As for the razor blades? They were only beginning to come in from the 1890s and were considered a luxury item – much too expensive for the Peaky Blinders to have used. Plus any hard man would tell you it’d be pretty difficult to get direction and power with a razor blade sewn into the soft part of a cap. It was a romantic notion brought about in John Douglas’s novel, A Walk Down Summer Lane.Carl Chinn for Birmingham Mail
Bigs did fuck smalls
An Irish police constable was actually contracted to gather information, keep a close watch, and enforce law and order – much like the events surrounding the Sam Neil character Chester Campbell in season one. But this constable wasn’t sent by Churchill, and he certainly wasn’t their downfall. The end of the Peaky Blinders as Birmingham knew them came into effect when they were overtaken by the real-life Billy Kimber; with the support of his real-life Birmingham Boys/Brummagem Boys (also portrayed in the first season).
Violence and bribery allowed Peaky Blinders enormous levels of control in the area. Economically, politically and socially, the Peaky Blinders called the shots and dictated the decisions. Culturally, they were dominating the scene.– Jessica Brain for Historic UK
The demise of the real Peaky Blinders
After a decade long run of graduating from the junior leagues, achieving local political control via bribery and intimidation, generating a respectable amount of black revenue, and achieving expansions that enabled them to seize racecourses, they caught the unwanted attention of the real-life Billy Kimber – who was believed to be a Peaky Blinder himself at some point.
There was backlash. The Peaky Blinders moved away into the countryside to avoid any further harm. And it seems like the story ends there – but it doesn’t.
Soon after, the Sabini rival gang (portrayed in the second season) made a move on Kimber and the Birmingham Boys, establishing themselves as king shit of Central England. The latter slinked away in their hidey holes when they were faced by a more dominant criminal force. Heavy lies the crown, as they say.
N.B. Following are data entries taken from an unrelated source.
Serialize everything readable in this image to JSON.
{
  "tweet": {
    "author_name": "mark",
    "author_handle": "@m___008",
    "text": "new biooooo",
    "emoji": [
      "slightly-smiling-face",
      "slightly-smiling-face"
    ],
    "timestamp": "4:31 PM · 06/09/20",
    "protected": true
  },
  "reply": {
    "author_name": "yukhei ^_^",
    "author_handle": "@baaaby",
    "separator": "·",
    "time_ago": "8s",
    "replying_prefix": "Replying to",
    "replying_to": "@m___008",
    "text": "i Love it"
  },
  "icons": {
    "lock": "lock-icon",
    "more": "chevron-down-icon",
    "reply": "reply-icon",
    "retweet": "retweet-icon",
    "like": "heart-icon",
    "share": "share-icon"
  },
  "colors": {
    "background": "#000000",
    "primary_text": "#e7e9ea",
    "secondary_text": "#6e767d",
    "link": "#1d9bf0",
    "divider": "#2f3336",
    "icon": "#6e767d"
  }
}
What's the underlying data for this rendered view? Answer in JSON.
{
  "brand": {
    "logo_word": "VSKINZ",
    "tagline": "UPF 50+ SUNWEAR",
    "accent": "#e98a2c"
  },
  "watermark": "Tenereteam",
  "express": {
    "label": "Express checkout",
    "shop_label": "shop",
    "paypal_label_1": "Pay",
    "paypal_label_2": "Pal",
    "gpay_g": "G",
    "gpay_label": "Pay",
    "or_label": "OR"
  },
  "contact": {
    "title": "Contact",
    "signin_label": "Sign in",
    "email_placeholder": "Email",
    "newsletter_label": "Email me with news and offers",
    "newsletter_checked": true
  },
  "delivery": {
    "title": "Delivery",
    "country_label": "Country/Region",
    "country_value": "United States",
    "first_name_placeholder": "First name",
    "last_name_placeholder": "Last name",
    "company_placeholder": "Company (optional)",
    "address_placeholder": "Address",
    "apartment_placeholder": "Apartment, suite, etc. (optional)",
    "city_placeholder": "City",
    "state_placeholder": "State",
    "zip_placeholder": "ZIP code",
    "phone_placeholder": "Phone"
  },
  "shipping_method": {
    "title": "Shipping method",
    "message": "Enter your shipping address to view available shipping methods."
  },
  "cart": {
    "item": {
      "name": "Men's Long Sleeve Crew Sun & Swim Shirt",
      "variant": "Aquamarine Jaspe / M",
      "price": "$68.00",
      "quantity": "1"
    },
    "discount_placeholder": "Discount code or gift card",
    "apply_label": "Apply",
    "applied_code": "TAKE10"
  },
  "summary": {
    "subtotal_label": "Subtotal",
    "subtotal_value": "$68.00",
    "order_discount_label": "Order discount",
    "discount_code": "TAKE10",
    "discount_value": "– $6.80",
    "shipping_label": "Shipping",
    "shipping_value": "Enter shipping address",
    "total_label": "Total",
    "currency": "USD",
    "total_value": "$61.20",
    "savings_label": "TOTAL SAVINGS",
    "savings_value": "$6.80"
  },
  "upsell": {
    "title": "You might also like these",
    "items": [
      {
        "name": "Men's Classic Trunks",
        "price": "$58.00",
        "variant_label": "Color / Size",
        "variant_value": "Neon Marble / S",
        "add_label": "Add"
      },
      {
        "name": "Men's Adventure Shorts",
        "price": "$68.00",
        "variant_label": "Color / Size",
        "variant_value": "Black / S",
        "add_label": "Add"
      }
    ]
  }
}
And if you can’t bear the brunt of the weight, someone else will.
The Peaky Blinders faded into the margins of history, gangs no longer identifying under the namesake. Years later, former members grew ashamed of their actions with old, according to Chinn. The term “Peaky Blinders” or to be a “Peaky Blinder” eventually became nothing more than a generic term describing violent street youth.